The closest the Cubs came to scoring was when Dexter Fowler sent a deep fly ball to right field with a man on base and two outs in the sixth inning, but Randal Grichuk caught it with a foot or two to spare in front of the fence on the warning track.

The two clubs will play Game 2 of the NLDS on Saturday at 5:30 PM EDT. Kyle Hendricks will start for the Cubs and oppose Cardinals lefty Jaime Garcia.

Astros err in letting Scott Kazmir start sixth

Scott Kazmir
1 Comment

Scott Kazmir went winless with a 6.52 ERA in six September starts. He allowed 41 hits, eight of them homers, in 29 innings, posting an 18/11 K/BB ratio. When the Astros got five innings of two-run ball from him Friday against the Royals, they should have thanked their good fortune and moved right along to the pen.

And they knew this. They must have. Josh Fields got up in the pen after Kazmir issued a one-out walk in the fifth. The left-hander got out of the frame, making himself eligible for the victory in what was then a 4-2 game, but it was still very surprising to see him come back out for the sixth, particularly with the switch-hitting Ben Zobrist (.926 OPS against lefties) and right-handed Lorenzo Cain due up.

Kazmir retired Zobrist, but he gave up a double to Cain. He was then pulled, even with the left-handed Eric Hosmer coming up. Manager A.J. Hinch had committed my biggest baseball pet peeve: he sent his starter back to the mound with the idea of pulling him after his first mistake.

It worked out terribly.
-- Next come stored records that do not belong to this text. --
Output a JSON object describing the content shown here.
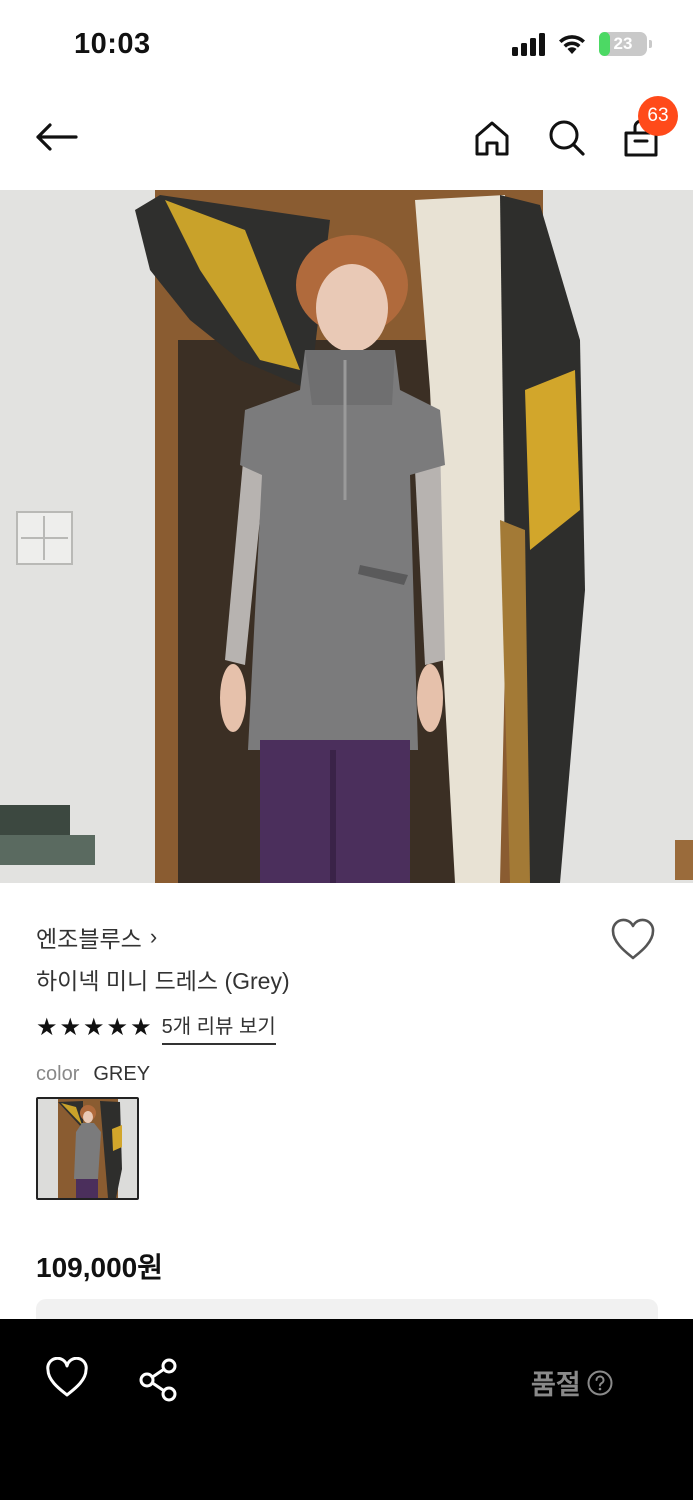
{
  "status_bar": {
    "time": "10:03",
    "battery": "23",
    "battery_level": 0.23
  },
  "header": {
    "cart_count": "63",
    "icons": [
      "back-arrow-icon",
      "home-icon",
      "search-icon",
      "shopping-bag-icon"
    ]
  },
  "product": {
    "brand": "엔조블루스",
    "brand_chevron": "›",
    "name": "하이넥 미니 드레스 (Grey)",
    "rating": 5,
    "stars": [
      "★",
      "★",
      "★",
      "★",
      "★"
    ],
    "review_link": "5개 리뷰 보기",
    "color_label": "color",
    "color_value": "GREY",
    "price": "109,000원"
  },
  "bottom_bar": {
    "status": "품절",
    "icons": [
      "heart-icon",
      "share-icon",
      "help-circle-icon"
    ]
  },
  "colors": {
    "badge": "#ff4a1a",
    "bottom_bar": "#000000",
    "soldout_text": "#8a8a8a",
    "battery_fill": "#4cd964"
  }
}
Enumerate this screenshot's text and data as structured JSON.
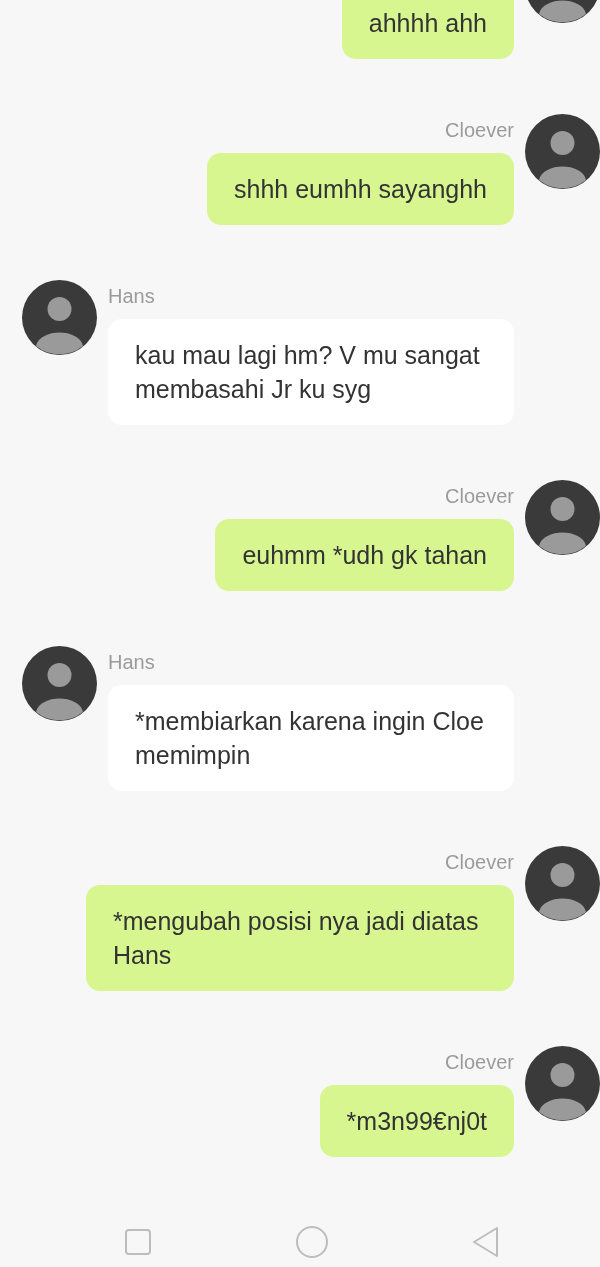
{
  "messages": [
    {
      "kind": "outgoing",
      "text": "ahhhh ahh"
    },
    {
      "kind": "outgoing",
      "sender": "Cloever",
      "text": "shhh eumhh sayanghh"
    },
    {
      "kind": "incoming",
      "sender": "Hans",
      "text": "kau mau lagi hm? V mu sangat membasahi Jr ku syg"
    },
    {
      "kind": "outgoing",
      "sender": "Cloever",
      "text": "euhmm *udh gk tahan"
    },
    {
      "kind": "incoming",
      "sender": "Hans",
      "text": "*membiarkan karena ingin Cloe memimpin"
    },
    {
      "kind": "outgoing",
      "sender": "Cloever",
      "text": "*mengubah posisi nya jadi diatas Hans"
    },
    {
      "kind": "outgoing",
      "sender": "Cloever",
      "text": "*m3n99€nj0t"
    }
  ]
}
Oliver Perez gave up a pair of soft hits to Hosmer and Kendrys Morales before walking Mike Moustakas. Fields then entered and walked the unwalkable Salvador Perez to tie the game at 4. The Astros gave up another run in the seventh and lost the game 5-4.

Maybe that’s the way it would have worked out anyway. Kazmir did give up just the one baserunner. It might not have even harmed the Astros if Perez had better luck.

Still, the thinking that went into the decision was disturbing. It’s always better to bring that reliever in with no one on base when you can. That’s especially the case with this Astros pen, which lacks a double-play specialist, much less a Wade Davis. But anyone in that pen would have been a better choice than sending Kazmir out to face Zobrist and Cain for a third time. Hinch needs to be more aggressive going forward.

Cardinals’ giveaway incorrectly claims ownership of 2001 division title

cardinals logo

The Cardinals have won so many division titles, it’s tough to keep track of them all. At least, it would be tough if it weren’t for Baseball Reference.

40,000 rally towels were given away to fans at Busch Stadium ahead of Friday’s NLDS Game 1 against the Cubs. The towel listed all of the years the Cardinals won the NL Central… and 2001. That year, they tied with the Astros for the best record in the National League at 93-69. However, because the Astros won the season series 9-7, they were awarded first place and the Cardinals took the Wild Card.